"""

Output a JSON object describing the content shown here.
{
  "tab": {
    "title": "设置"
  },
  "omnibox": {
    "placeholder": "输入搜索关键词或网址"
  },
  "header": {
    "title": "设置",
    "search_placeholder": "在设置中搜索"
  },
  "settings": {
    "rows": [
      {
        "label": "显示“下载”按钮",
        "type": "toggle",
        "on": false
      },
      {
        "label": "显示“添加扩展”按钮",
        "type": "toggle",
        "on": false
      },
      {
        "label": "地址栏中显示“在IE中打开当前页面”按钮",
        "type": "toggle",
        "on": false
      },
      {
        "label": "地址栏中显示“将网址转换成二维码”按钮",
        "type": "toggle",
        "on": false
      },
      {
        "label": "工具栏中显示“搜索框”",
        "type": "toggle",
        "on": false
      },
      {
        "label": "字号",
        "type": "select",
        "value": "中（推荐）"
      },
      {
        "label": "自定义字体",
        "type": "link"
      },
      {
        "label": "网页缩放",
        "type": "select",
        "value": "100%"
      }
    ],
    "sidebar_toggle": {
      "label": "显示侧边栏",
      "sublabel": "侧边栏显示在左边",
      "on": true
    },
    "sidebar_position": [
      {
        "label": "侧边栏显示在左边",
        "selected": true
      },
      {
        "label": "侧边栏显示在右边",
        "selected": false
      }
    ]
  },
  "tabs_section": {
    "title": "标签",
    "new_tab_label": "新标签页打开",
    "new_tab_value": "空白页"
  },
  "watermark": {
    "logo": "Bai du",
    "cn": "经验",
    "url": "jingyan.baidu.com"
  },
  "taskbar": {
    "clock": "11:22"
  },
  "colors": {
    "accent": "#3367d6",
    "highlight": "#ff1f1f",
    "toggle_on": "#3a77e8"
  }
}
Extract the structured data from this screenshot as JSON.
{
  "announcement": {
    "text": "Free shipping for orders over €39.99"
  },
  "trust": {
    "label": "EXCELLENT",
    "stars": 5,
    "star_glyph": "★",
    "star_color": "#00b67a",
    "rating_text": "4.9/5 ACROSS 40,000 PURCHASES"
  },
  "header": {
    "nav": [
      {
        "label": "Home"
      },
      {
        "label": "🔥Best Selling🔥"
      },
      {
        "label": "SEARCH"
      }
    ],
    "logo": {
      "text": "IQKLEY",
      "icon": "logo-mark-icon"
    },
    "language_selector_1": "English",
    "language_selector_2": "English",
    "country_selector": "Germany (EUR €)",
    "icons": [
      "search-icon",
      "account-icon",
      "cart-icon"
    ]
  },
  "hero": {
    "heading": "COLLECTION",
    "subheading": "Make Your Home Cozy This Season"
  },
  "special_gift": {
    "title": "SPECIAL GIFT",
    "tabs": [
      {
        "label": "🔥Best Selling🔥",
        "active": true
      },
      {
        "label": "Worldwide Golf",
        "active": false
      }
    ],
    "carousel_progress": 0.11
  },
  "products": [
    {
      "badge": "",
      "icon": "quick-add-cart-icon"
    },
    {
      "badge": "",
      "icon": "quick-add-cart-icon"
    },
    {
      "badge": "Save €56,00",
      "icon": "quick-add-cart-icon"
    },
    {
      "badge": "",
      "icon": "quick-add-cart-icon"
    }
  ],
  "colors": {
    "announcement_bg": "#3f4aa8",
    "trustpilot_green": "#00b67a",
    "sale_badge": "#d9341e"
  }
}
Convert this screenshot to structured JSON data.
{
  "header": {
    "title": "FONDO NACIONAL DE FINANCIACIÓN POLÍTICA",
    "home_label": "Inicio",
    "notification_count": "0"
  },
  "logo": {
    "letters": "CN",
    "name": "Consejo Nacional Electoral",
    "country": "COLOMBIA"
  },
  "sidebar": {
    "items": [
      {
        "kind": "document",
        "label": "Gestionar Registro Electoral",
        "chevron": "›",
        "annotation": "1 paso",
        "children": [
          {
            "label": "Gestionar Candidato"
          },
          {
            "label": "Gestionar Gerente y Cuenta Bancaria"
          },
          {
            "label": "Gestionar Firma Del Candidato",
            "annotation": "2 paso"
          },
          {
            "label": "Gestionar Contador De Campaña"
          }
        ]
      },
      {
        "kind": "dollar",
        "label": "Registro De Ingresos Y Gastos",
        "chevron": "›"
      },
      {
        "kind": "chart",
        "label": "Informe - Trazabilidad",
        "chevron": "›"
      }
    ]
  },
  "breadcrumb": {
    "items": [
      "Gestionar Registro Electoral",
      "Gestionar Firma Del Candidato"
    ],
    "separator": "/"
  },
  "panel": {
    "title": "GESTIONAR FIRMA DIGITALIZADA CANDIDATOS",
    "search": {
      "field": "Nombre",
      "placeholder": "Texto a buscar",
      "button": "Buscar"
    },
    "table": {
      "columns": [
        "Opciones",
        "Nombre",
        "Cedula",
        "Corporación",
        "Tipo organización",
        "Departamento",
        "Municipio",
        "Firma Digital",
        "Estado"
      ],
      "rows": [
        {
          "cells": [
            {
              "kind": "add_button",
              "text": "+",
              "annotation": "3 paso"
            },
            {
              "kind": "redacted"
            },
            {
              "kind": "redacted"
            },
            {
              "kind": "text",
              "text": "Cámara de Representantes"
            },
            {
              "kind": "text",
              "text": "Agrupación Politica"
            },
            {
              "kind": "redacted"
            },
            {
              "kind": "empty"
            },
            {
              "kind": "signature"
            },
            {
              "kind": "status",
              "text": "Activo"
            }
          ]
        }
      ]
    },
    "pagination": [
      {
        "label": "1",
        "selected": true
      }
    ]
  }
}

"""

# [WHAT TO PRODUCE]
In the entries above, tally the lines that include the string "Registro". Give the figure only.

# [OUTPUT]
3